I will look into all that. My main problem though is that I’m not a coder and a lot of the stuff I see I have a hard time understanding. So I often give up in frustration and just stick with stuff that feels easier to me, even if it’s not perfect.

BTW, here’s something else that puzzles me in php7… in my old code, I sometimes have a bunch of queries in a row, like this for instance:

mysql_db_query("$base","UPDATE tbl_Users SET Name_col = '$name' WHERE UserID = '$uid' ");
mysql_db_query("$base","UPDATE tbl_Users SET Phone_col = '$phone' WHERE UserID = '$uid' ");
mysql_db_query("$base","UPDATE tbl_Users SET Address_col = '$address' WHERE UserID = '$uid' ");
mysql_db_query("$base","UPDATE tbl_Users SET Joined_col = '$joined' WHERE UserID = '$uid' ");

Converting that results in this:

mysqli_select_db($db, $base);
mysqli_query($db, "UPDATE tbl_Users SET Name_col = '$name' WHERE UserID = '$uid' ");
mysqli_select_db($db, $base);
mysqli_query($db, "UPDATE tbl_Users SET Phone_col = '$phone' WHERE UserID = '$uid' ");
mysqli_select_db($db, $base);
mysqli_query($db, "UPDATE tbl_Users SET Address_col = '$address' WHERE UserID = '$uid' ");
mysqli_select_db($db, $base);
mysqli_query($db, "UPDATE tbl_Users SET Joined_col = '$joined' WHERE UserID = '$uid' ");

I fail to see how this is an improvement?
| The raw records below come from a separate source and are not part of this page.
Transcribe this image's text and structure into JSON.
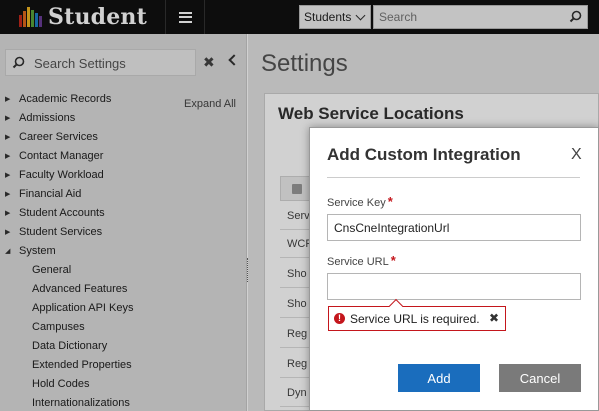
{
  "app": {
    "name": "Student",
    "logo_colors": [
      "#c2281b",
      "#e06a1b",
      "#f1b521",
      "#5aa43a",
      "#1b7fc4",
      "#6a3c96"
    ]
  },
  "topbar": {
    "scope_label": "Students",
    "search_placeholder": "Search",
    "search_icon": "search-icon",
    "menu_icon": "hamburger-icon"
  },
  "sidebar": {
    "search_placeholder": "Search Settings",
    "expand_all": "Expand All",
    "clear_icon": "close-icon",
    "collapse_icon": "chevron-left-icon",
    "items": [
      {
        "label": "Academic Records",
        "state": "collapsed"
      },
      {
        "label": "Admissions",
        "state": "collapsed"
      },
      {
        "label": "Career Services",
        "state": "collapsed"
      },
      {
        "label": "Contact Manager",
        "state": "collapsed"
      },
      {
        "label": "Faculty Workload",
        "state": "collapsed"
      },
      {
        "label": "Financial Aid",
        "state": "collapsed"
      },
      {
        "label": "Student Accounts",
        "state": "collapsed"
      },
      {
        "label": "Student Services",
        "state": "collapsed"
      },
      {
        "label": "System",
        "state": "expanded"
      }
    ],
    "system_children": [
      "General",
      "Advanced Features",
      "Application API Keys",
      "Campuses",
      "Data Dictionary",
      "Extended Properties",
      "Hold Codes",
      "Internationalizations"
    ]
  },
  "main": {
    "page_title": "Settings",
    "panel_title": "Web Service Locations",
    "grid_rows": [
      "Serv",
      "WCF",
      "Sho",
      "Sho",
      "Reg",
      "Reg",
      "Dyn"
    ]
  },
  "modal": {
    "title": "Add Custom Integration",
    "close": "X",
    "service_key_label": "Service Key",
    "service_key_value": "CnsCneIntegrationUrl",
    "service_url_label": "Service URL",
    "service_url_value": "",
    "required_marker": "*",
    "error_icon": "!",
    "error_text": "Service URL is required.",
    "error_dismiss": "✖",
    "add_label": "Add",
    "cancel_label": "Cancel"
  }
}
It adds more lines and more repetitions. One file I’ve been working on has already near doubled in size and I’m not even done with it yet.

There has to be a better way, to avoid all the repetitiveness?
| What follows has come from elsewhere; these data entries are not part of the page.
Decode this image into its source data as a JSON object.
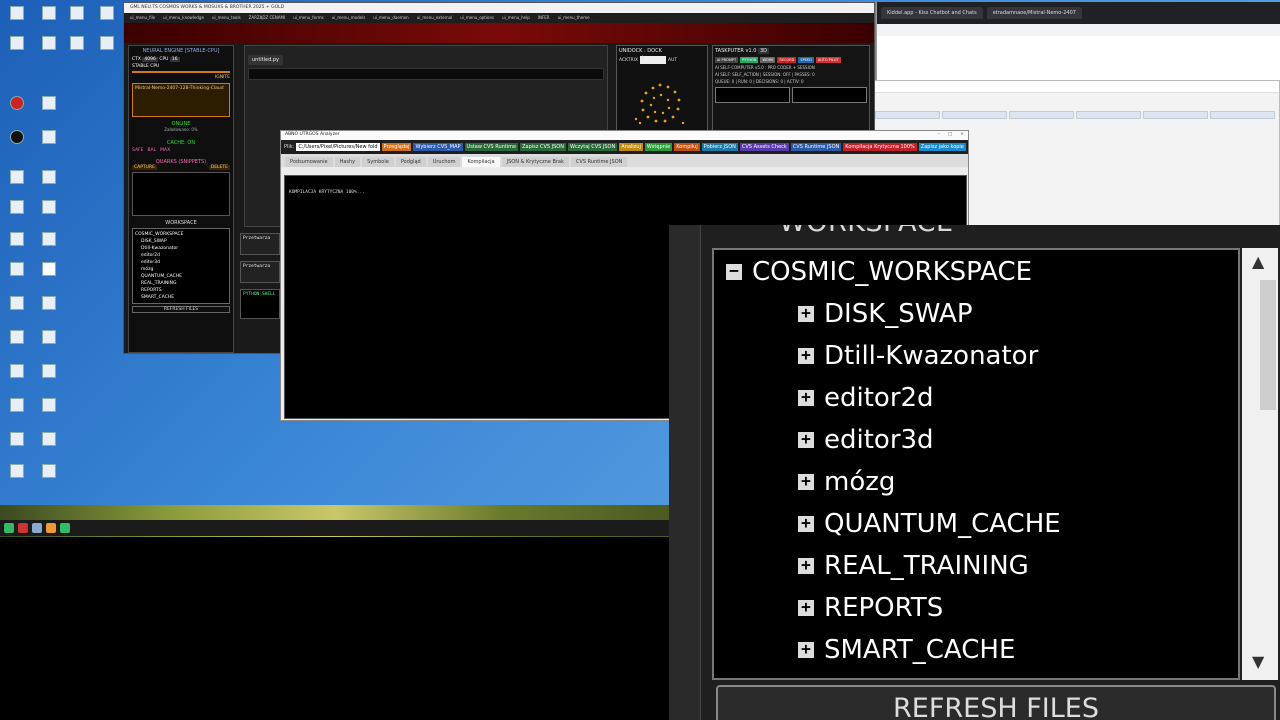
{
  "ide": {
    "title": "GML NEU.TS COSMOS WORKS & MOSUXS & BROTHER 2025 + GOLD",
    "menu": [
      "ui_menu_file",
      "ui_menu_knowledge",
      "ui_menu_tools",
      "ZARZĄDZ CENAMI",
      "ui_menu_forms",
      "ui_menu_models",
      "ui_menu_daemon",
      "ui_menu_external",
      "ui_menu_options",
      "ui_menu_help",
      "INFER",
      "ui_menu_theme"
    ],
    "left_panel": {
      "header": "NEURAL ENGINE [STABLE-CPU]",
      "ctx_label": "CTX",
      "ctx_value": "4096",
      "cpu_label": "CPU",
      "cpu_value": "16",
      "stable_label": "STABLE CPU",
      "ignite": "IGNITE",
      "model": "Mistral-Nemo-2407-12B-Thinking-Claud",
      "online": "ONLINE",
      "loaded": "Załadowano: 0%",
      "cache": "CACHE: ON",
      "mode_safe": "SAFE",
      "mode_bal": "BAL",
      "mode_max": "MAX",
      "quarks": "QUARKS (SNIPPETS)",
      "capture": "CAPTURE",
      "delete": "DELETE",
      "workspace": "WORKSPACE",
      "refresh": "REFRESH FILES"
    },
    "editor_tab": "untitled.py",
    "unidock": {
      "title": "UNIDOCK : DOCK",
      "acktrix": "ACKTRIX",
      "sel": "A",
      "auto": "AUT"
    },
    "taskputer": {
      "title": "TASKPUTER v1.0",
      "mode": "3D",
      "badges": [
        "AI PROMPT",
        "PYTHON",
        "WORK",
        "RECORD",
        "SPEED",
        "AUTO PILOT"
      ],
      "line1": "AI SELF-COMPUTER v5.0 : PRO CODER + SESSION",
      "line2": "AI SELF: SELF_ACTION | SESSION: OFF | PASSES: 0",
      "line3": "QUEUE: 0 | RUN: 0 | DECISIONS: 0 | ACTIV: 0"
    },
    "stubs": [
      "Przetwarza",
      "Przetwarza",
      "PYTHON SHELL"
    ]
  },
  "analyzer": {
    "title": "ABNO UTRGOS Analyzer",
    "plik_label": "Plik:",
    "path": "C:/Users/Pixel/Pictures/New fold",
    "buttons": [
      {
        "label": "Przeglądaj",
        "color": "#d0701a"
      },
      {
        "label": "Wybierz CVS_MAP",
        "color": "#2a5aa8"
      },
      {
        "label": "Ustaw CVS Runtime",
        "color": "#2a6a3a"
      },
      {
        "label": "Zapisz CVS JSON",
        "color": "#2a6a3a"
      },
      {
        "label": "Wczytaj CVS JSON",
        "color": "#2a6a3a"
      },
      {
        "label": "Analizuj",
        "color": "#c08a10"
      },
      {
        "label": "Wstępnie",
        "color": "#2a9a3a"
      },
      {
        "label": "Kompiluj",
        "color": "#c05010"
      },
      {
        "label": "Pobierz JSON",
        "color": "#1a7aa8"
      },
      {
        "label": "CVS Assets Check",
        "color": "#5a3aa8"
      },
      {
        "label": "CVS Runtime JSON",
        "color": "#2a5aa8"
      },
      {
        "label": "Kompilacja Krytyczna 100%",
        "color": "#c0202a"
      },
      {
        "label": "Zapisz jako kopie",
        "color": "#1a8ad0"
      }
    ],
    "tabs": [
      "Podsumowanie",
      "Hashy",
      "Symbole",
      "Podgląd",
      "Uruchom",
      "Kompilacja",
      "JSON & Krytyczne Brak",
      "CVS Runtime JSON"
    ],
    "active_tab": 5,
    "console": "KOMPILACJA KRYTYCZNA 100%..."
  },
  "browser": {
    "tabs": [
      "Kiddel.app - Kiss Chatbot and Chats",
      "etradamnaoe/Mistral-Nemo-2407"
    ]
  },
  "workspace_zoom": {
    "title": "WORKSPACE",
    "root": "COSMIC_WORKSPACE",
    "root_expander": "−",
    "items": [
      "DISK_SWAP",
      "Dtill-Kwazonator",
      "editor2d",
      "editor3d",
      "mózg",
      "QUANTUM_CACHE",
      "REAL_TRAINING",
      "REPORTS",
      "SMART_CACHE"
    ],
    "item_expander": "+",
    "scroll_up": "▲",
    "scroll_down": "▼",
    "refresh": "REFRESH FILES"
  }
}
By the look of it this could all be done in a single query.
There is no need to do a separate query for every field you want to update.
The code was ineficient to start with.

In PDO it would look something like:-

$sql = $db->prepare("UPDATE tbl_Users SET Name_col = ?, Phone_col = ?, Address_col = ?, Joined_col = ? WHERE UserID = ?");
$sql->execute([$name, $phone, $address, $joined, $uid]);

With the bonus of being safer from SQL injection.

Interesting. I’ll definitely have to look into prepared statements. I can see how that one works, so should be able to adopt it.


I really don’t know why the mysqli_select_db() function is used there at all, let alone why it is repeated for every query.
It’s a while since I used mysqli but I have no recolection of ever using that function.
Since all the queries deal with the same database, there is no need to repeat it, even if it is even needed at all. Not that you need all the queries anyway, as you have seen.
You would only need that function if dealing with different databases.